Baked treats like tsoureki, a stuffed sweet bread, are made at Terkenlis (terkenlis.gr), and the city’s hallmark confections, like pastry cones filled with rich cream, call for sampling.
The Ladadika neighbourhood, formerly the olive oil district of the city, is top for creative, welcoming eateries. Paparouna (paparouna.com) is a favourite for its imaginative takes on wholesome Greek produce. Kouzina Kioupia (kouzina-kioupia.gr) is popular for delicious Greek staples in a convivial atmosphere, with tables spilling onto a square.
According to myth, Zeus sent two eagles flying and they met at Delphi (odysseus.culture.gr; €12), the centre of the world. The site’s 4th-century BC Temple of Apollo was where the famed Oracle, usually an older priestess, would make pronouncements, which were then interpreted by the priests of Apollo. Other outstanding remains include a theatre, stadium and the circular Sanctuary of Athena Pronea.
Meteora (odysseus.culture.gr; €3 per monastery) lives up to its name: derived from the word meteoros, “suspended in the air”, these monasteries perch on dramatic rock pinnacles. Walking paths connect these highly defensible enclaves which have been home to monks since Byzantine times. The monasteries are decorated with outstanding historical frescoes, and the area offers rock climbing and camping opportunities.
In the north near Thessaloniki, don’t miss Vergina (also known as Agia; aigai.gr; €12), which includes the grand subterranean burial mound of the Macedonian kings, like Philip II, father of Alexander the Great. The elaborate burial offerings are wonderfully preserved.

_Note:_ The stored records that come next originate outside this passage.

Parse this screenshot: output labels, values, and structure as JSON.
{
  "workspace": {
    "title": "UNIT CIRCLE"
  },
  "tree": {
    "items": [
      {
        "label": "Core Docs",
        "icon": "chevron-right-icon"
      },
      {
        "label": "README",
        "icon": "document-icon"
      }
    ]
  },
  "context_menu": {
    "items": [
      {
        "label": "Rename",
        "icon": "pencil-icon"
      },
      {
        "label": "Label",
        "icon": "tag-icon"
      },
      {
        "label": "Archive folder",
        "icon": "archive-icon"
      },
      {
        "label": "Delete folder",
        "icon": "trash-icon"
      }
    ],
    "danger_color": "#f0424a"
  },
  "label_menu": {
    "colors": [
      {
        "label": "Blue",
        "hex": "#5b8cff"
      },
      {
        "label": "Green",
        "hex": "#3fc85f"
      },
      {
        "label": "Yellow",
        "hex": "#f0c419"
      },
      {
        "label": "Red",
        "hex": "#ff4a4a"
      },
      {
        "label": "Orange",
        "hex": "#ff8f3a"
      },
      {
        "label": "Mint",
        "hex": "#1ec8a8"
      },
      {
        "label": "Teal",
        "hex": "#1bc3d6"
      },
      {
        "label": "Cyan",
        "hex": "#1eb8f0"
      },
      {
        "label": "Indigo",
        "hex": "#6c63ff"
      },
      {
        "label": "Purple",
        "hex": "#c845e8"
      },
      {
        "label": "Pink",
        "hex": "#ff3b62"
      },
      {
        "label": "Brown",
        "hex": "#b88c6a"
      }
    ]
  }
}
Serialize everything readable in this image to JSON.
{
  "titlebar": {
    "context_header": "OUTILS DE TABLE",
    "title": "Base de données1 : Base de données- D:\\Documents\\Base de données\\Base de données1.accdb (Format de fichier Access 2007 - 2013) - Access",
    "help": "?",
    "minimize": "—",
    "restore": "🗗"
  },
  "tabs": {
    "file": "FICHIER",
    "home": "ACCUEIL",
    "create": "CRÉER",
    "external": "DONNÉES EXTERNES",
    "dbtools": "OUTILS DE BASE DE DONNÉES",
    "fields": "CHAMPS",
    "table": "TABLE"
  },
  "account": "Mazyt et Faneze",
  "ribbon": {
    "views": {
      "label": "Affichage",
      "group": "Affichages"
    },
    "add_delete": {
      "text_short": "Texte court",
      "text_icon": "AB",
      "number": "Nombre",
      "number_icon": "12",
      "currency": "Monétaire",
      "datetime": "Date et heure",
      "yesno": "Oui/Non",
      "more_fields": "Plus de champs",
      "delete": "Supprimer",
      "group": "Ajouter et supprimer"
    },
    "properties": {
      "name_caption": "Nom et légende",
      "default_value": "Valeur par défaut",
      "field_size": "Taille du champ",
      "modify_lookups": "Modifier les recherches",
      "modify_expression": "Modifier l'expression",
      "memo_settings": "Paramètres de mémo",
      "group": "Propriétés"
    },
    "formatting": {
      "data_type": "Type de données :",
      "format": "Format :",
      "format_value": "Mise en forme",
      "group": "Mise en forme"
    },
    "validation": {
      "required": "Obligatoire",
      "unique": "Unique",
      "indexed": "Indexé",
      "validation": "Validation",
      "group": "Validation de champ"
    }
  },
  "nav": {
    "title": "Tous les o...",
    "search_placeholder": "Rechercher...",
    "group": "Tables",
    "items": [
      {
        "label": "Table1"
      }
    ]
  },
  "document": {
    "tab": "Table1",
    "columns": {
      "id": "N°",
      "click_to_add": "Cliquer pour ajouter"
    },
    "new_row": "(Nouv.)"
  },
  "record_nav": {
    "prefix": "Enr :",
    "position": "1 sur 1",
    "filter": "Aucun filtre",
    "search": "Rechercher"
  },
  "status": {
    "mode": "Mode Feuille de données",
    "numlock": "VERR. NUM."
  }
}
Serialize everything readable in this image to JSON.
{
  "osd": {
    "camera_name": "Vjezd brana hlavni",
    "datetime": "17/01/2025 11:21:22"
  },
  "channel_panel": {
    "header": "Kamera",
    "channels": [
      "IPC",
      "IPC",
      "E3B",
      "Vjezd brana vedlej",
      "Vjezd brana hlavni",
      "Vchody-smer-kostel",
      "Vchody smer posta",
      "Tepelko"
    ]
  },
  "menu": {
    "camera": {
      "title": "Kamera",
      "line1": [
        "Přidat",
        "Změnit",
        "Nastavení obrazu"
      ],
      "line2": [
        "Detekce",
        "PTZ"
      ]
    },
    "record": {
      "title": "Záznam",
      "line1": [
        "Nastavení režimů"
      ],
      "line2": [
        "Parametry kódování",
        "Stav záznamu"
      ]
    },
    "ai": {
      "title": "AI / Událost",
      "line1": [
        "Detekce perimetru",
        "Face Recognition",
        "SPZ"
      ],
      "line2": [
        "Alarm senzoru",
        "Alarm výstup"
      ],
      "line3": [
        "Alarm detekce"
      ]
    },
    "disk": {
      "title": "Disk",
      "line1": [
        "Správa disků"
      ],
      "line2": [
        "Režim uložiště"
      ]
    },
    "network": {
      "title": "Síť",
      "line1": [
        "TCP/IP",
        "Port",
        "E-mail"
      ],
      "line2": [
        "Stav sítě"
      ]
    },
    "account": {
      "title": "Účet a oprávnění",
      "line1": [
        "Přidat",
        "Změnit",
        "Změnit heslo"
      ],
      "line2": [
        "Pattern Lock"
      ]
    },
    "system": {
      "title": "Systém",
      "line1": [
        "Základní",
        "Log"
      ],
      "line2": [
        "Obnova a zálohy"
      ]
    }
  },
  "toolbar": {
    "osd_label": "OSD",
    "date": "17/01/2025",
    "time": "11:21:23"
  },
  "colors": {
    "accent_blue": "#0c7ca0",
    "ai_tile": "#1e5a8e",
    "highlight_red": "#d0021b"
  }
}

Epidavros (odysseus.culture.gr; €6) is a magnificent, beautifully preserved ancient theatre next to the powerful sanctuary of the ancient god of medicine, Asclepius. You can catch a performance in summer in this vast, acoustically perfect theatre as part of the Athens and Epidaurus Festival (to 20 August; greekfestival.gr), or visit both sites during the day.
Nearby, Mystras was the capital of the Byzantine empire. With palaces and chapels dating from 1271 to 1460 strewn across a foothill of the Taygetos Mountains, it makes for a great wander. Monemvasia, a city on a dramatic rock islet is also well worth a visit.
Trekking Hellas (trekking.gr) offers hiking and rafting trips in the Peloponnese. For instance, a week-long self-guided trek along the 75km Menalon Trail, through river gorges, mountains and valleys, costs from €590 per person, including B&B, packed lunches, luggage transfers and maps, but not flights.
Where to stay
In Athens, Hotel Hera (herahotel.gr) has doubles for €100 B&B, and is within walking distance of the Acropolis. The iconic Grand Bretagne (grandebretagne.gr) has been the hotel of choice for dignitaries and celebrities since the 19th century, and the rooftop bar has stellar views of the Acropolis. Doubles start at €300, room only.
Thessaloniki’s Electra Palace Hotel (electrahotels.gr) offers B&B doubles from €145, and is the city’s swankiest lodging; its grand facade arcs around Aristotelous Square, the heart of the city, rooms are lavishly kitted out, and the rooftop pool has sea views.
Near Meteora, Dellas Boutique Hotel (dellasboutiquehotel.com) has doubles for €62 including breakfast, and provides charm and comfort after a long day out trekking between monasteries.
In Nafplio, Amfitriti Palazzo Design Hotel (amfitriti-pension.gr), with doubles for €77 B&B, is one of the numerous excellent boutique hotel options, in the heart of the old city. Housed in a renovated neoclassical mansion, the hotel is a blend of sleek modern decor and old-world comfort.
Airlines serving Athens and Thessaloniki include easyJet (easyjet.com), British Airways (ba.com), and Aegean (aegeanair.com), which also serves Ioannina.
Tour operators to mainland greece include Sunvil (sunvil.co.uk), Olympic Holidays (olympicholidays.com) and Ramblers Worldwide Holidays (ramblersholidays.co.uk).